### Work instruction
Return the records exactly as they stand, and keep the pictures out of the copy.

### Extracted information
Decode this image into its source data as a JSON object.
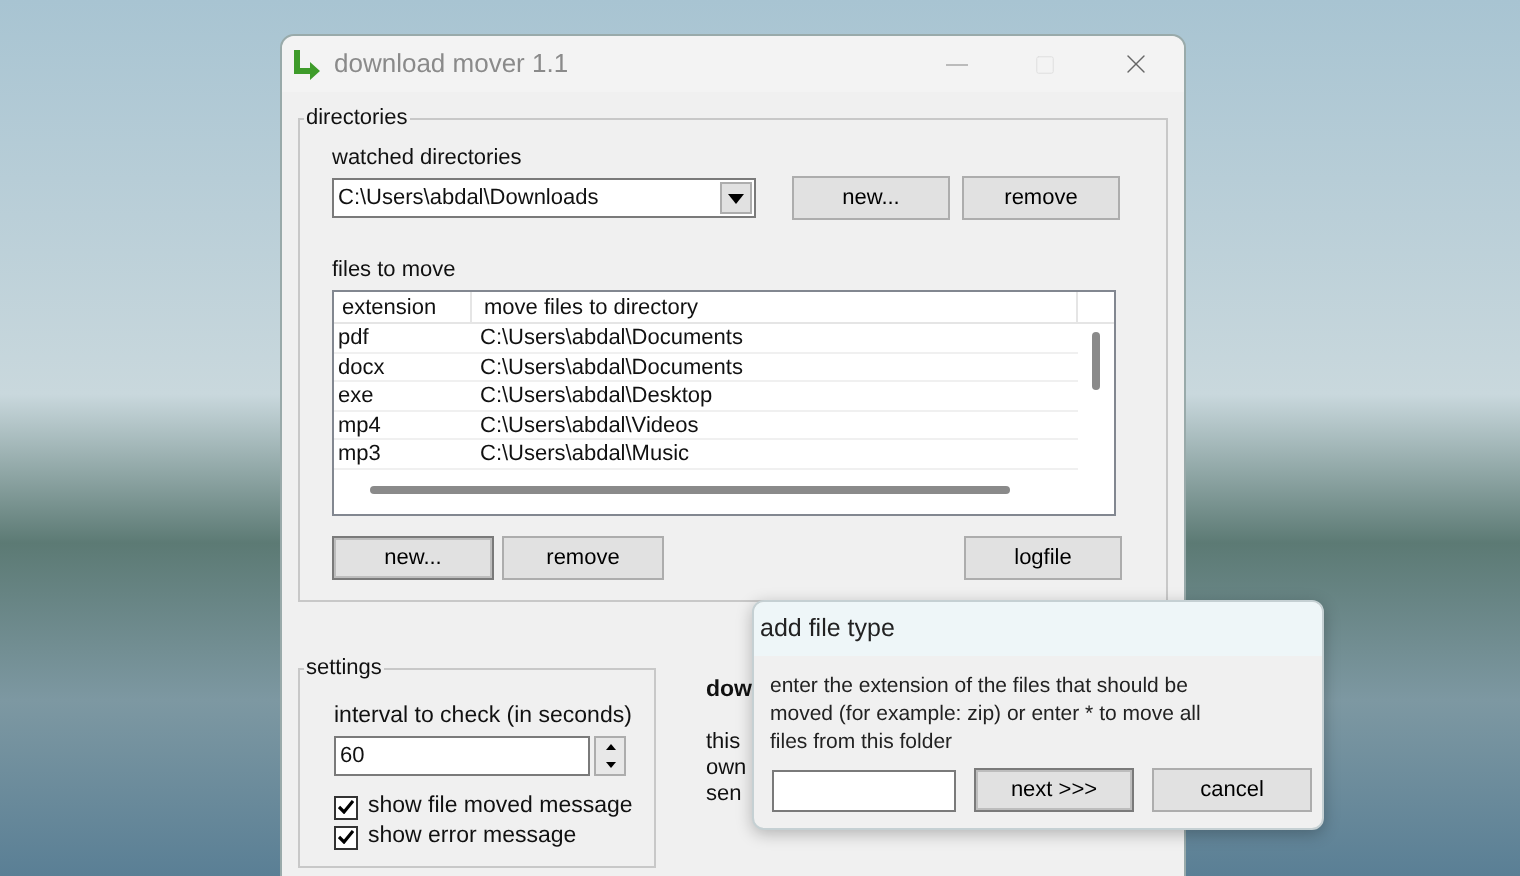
{
  "window": {
    "title": "download mover 1.1"
  },
  "directories": {
    "legend": "directories",
    "watched_label": "watched directories",
    "watched_value": "C:\\Users\\abdal\\Downloads",
    "watched_buttons": [
      "new...",
      "remove"
    ],
    "files_label": "files to move",
    "columns": [
      "extension",
      "move files to directory"
    ],
    "rows": [
      {
        "extension": "pdf",
        "directory": "C:\\Users\\abdal\\Documents"
      },
      {
        "extension": "docx",
        "directory": "C:\\Users\\abdal\\Documents"
      },
      {
        "extension": "exe",
        "directory": "C:\\Users\\abdal\\Desktop"
      },
      {
        "extension": "mp4",
        "directory": "C:\\Users\\abdal\\Videos"
      },
      {
        "extension": "mp3",
        "directory": "C:\\Users\\abdal\\Music"
      }
    ],
    "file_buttons": [
      "new...",
      "remove"
    ],
    "logfile_button": "logfile"
  },
  "settings": {
    "legend": "settings",
    "interval_label": "interval to check (in seconds)",
    "interval_value": "60",
    "options": [
      {
        "label": "show file moved message",
        "checked": true
      },
      {
        "label": "show error message",
        "checked": true
      }
    ]
  },
  "about": {
    "heading": "dow",
    "lines": [
      "this",
      "own",
      "sen"
    ]
  },
  "dialog": {
    "title": "add file type",
    "message": "enter the extension of the files that should be moved (for example: zip) or enter * to move all files from this folder",
    "buttons": [
      "next >>>",
      "cancel"
    ]
  }
}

### Solution below
Decode this image into its source data as a JSON object.
{
  "window": {
    "title": "download mover 1.1"
  },
  "directories": {
    "legend": "directories",
    "watched_label": "watched directories",
    "watched_value": "C:\\Users\\abdal\\Downloads",
    "watched_buttons": [
      "new...",
      "remove"
    ],
    "files_label": "files to move",
    "columns": [
      "extension",
      "move files to directory"
    ],
    "rows": [
      {
        "extension": "pdf",
        "directory": "C:\\Users\\abdal\\Documents"
      },
      {
        "extension": "docx",
        "directory": "C:\\Users\\abdal\\Documents"
      },
      {
        "extension": "exe",
        "directory": "C:\\Users\\abdal\\Desktop"
      },
      {
        "extension": "mp4",
        "directory": "C:\\Users\\abdal\\Videos"
      },
      {
        "extension": "mp3",
        "directory": "C:\\Users\\abdal\\Music"
      }
    ],
    "file_buttons": [
      "new...",
      "remove"
    ],
    "logfile_button": "logfile"
  },
  "settings": {
    "legend": "settings",
    "interval_label": "interval to check (in seconds)",
    "interval_value": "60",
    "options": [
      {
        "label": "show file moved message",
        "checked": true
      },
      {
        "label": "show error message",
        "checked": true
      }
    ]
  },
  "about": {
    "heading": "dow",
    "lines": [
      "this",
      "own",
      "sen"
    ]
  },
  "dialog": {
    "title": "add file type",
    "message": "enter the extension of the files that should be moved (for example: zip) or enter * to move all files from this folder",
    "buttons": [
      "next >>>",
      "cancel"
    ]
  }
}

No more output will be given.